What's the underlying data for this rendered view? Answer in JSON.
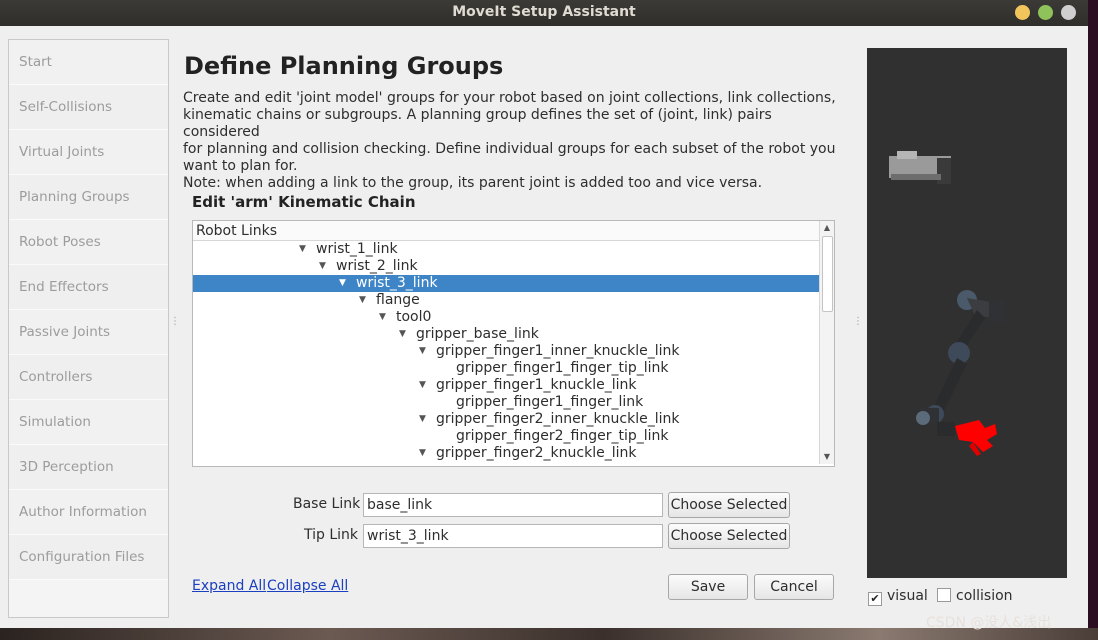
{
  "window": {
    "title": "MoveIt Setup Assistant"
  },
  "sidebar": {
    "items": [
      {
        "label": "Start"
      },
      {
        "label": "Self-Collisions"
      },
      {
        "label": "Virtual Joints"
      },
      {
        "label": "Planning Groups"
      },
      {
        "label": "Robot Poses"
      },
      {
        "label": "End Effectors"
      },
      {
        "label": "Passive Joints"
      },
      {
        "label": "Controllers"
      },
      {
        "label": "Simulation"
      },
      {
        "label": "3D Perception"
      },
      {
        "label": "Author Information"
      },
      {
        "label": "Configuration Files"
      }
    ]
  },
  "main": {
    "title": "Define Planning Groups",
    "description_lines": [
      "Create and edit 'joint model' groups for your robot based on joint collections, link collections,",
      "kinematic chains or subgroups. A planning group defines the set of (joint, link) pairs considered",
      "for planning and collision checking. Define individual groups for each subset of the robot you",
      "want to plan for.",
      "Note: when adding a link to the group, its parent joint is added too and vice versa."
    ],
    "section_title": "Edit 'arm' Kinematic Chain",
    "tree": {
      "header": "Robot Links",
      "rows": [
        {
          "label": "wrist_1_link"
        },
        {
          "label": "wrist_2_link"
        },
        {
          "label": "wrist_3_link"
        },
        {
          "label": "flange"
        },
        {
          "label": "tool0"
        },
        {
          "label": "gripper_base_link"
        },
        {
          "label": "gripper_finger1_inner_knuckle_link"
        },
        {
          "label": "gripper_finger1_finger_tip_link"
        },
        {
          "label": "gripper_finger1_knuckle_link"
        },
        {
          "label": "gripper_finger1_finger_link"
        },
        {
          "label": "gripper_finger2_inner_knuckle_link"
        },
        {
          "label": "gripper_finger2_finger_tip_link"
        },
        {
          "label": "gripper_finger2_knuckle_link"
        }
      ]
    },
    "base_link": {
      "label": "Base Link",
      "value": "base_link",
      "button": "Choose Selected"
    },
    "tip_link": {
      "label": "Tip Link",
      "value": "wrist_3_link",
      "button": "Choose Selected"
    },
    "expand_all": "Expand All",
    "collapse_all": "Collapse All",
    "save": "Save",
    "cancel": "Cancel"
  },
  "viewer": {
    "visual_label": "visual",
    "visual_checked": true,
    "collision_label": "collision",
    "collision_checked": false
  },
  "watermark": "CSDN @没人&浅出",
  "colors": {
    "selection": "#3d85c6",
    "gripper": "#ff0000",
    "link_text": "#1a3fbf"
  }
}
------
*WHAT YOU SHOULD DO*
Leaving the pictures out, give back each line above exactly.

*RESULT BELOW*
What's the underlying data for this rendered view? Answer in JSON.
{
  "window": {
    "title": "MoveIt Setup Assistant"
  },
  "sidebar": {
    "items": [
      {
        "label": "Start"
      },
      {
        "label": "Self-Collisions"
      },
      {
        "label": "Virtual Joints"
      },
      {
        "label": "Planning Groups"
      },
      {
        "label": "Robot Poses"
      },
      {
        "label": "End Effectors"
      },
      {
        "label": "Passive Joints"
      },
      {
        "label": "Controllers"
      },
      {
        "label": "Simulation"
      },
      {
        "label": "3D Perception"
      },
      {
        "label": "Author Information"
      },
      {
        "label": "Configuration Files"
      }
    ]
  },
  "main": {
    "title": "Define Planning Groups",
    "description_lines": [
      "Create and edit 'joint model' groups for your robot based on joint collections, link collections,",
      "kinematic chains or subgroups. A planning group defines the set of (joint, link) pairs considered",
      "for planning and collision checking. Define individual groups for each subset of the robot you",
      "want to plan for.",
      "Note: when adding a link to the group, its parent joint is added too and vice versa."
    ],
    "section_title": "Edit 'arm' Kinematic Chain",
    "tree": {
      "header": "Robot Links",
      "rows": [
        {
          "label": "wrist_1_link"
        },
        {
          "label": "wrist_2_link"
        },
        {
          "label": "wrist_3_link"
        },
        {
          "label": "flange"
        },
        {
          "label": "tool0"
        },
        {
          "label": "gripper_base_link"
        },
        {
          "label": "gripper_finger1_inner_knuckle_link"
        },
        {
          "label": "gripper_finger1_finger_tip_link"
        },
        {
          "label": "gripper_finger1_knuckle_link"
        },
        {
          "label": "gripper_finger1_finger_link"
        },
        {
          "label": "gripper_finger2_inner_knuckle_link"
        },
        {
          "label": "gripper_finger2_finger_tip_link"
        },
        {
          "label": "gripper_finger2_knuckle_link"
        }
      ]
    },
    "base_link": {
      "label": "Base Link",
      "value": "base_link",
      "button": "Choose Selected"
    },
    "tip_link": {
      "label": "Tip Link",
      "value": "wrist_3_link",
      "button": "Choose Selected"
    },
    "expand_all": "Expand All",
    "collapse_all": "Collapse All",
    "save": "Save",
    "cancel": "Cancel"
  },
  "viewer": {
    "visual_label": "visual",
    "visual_checked": true,
    "collision_label": "collision",
    "collision_checked": false
  },
  "watermark": "CSDN @没人&浅出",
  "colors": {
    "selection": "#3d85c6",
    "gripper": "#ff0000",
    "link_text": "#1a3fbf"
  }
}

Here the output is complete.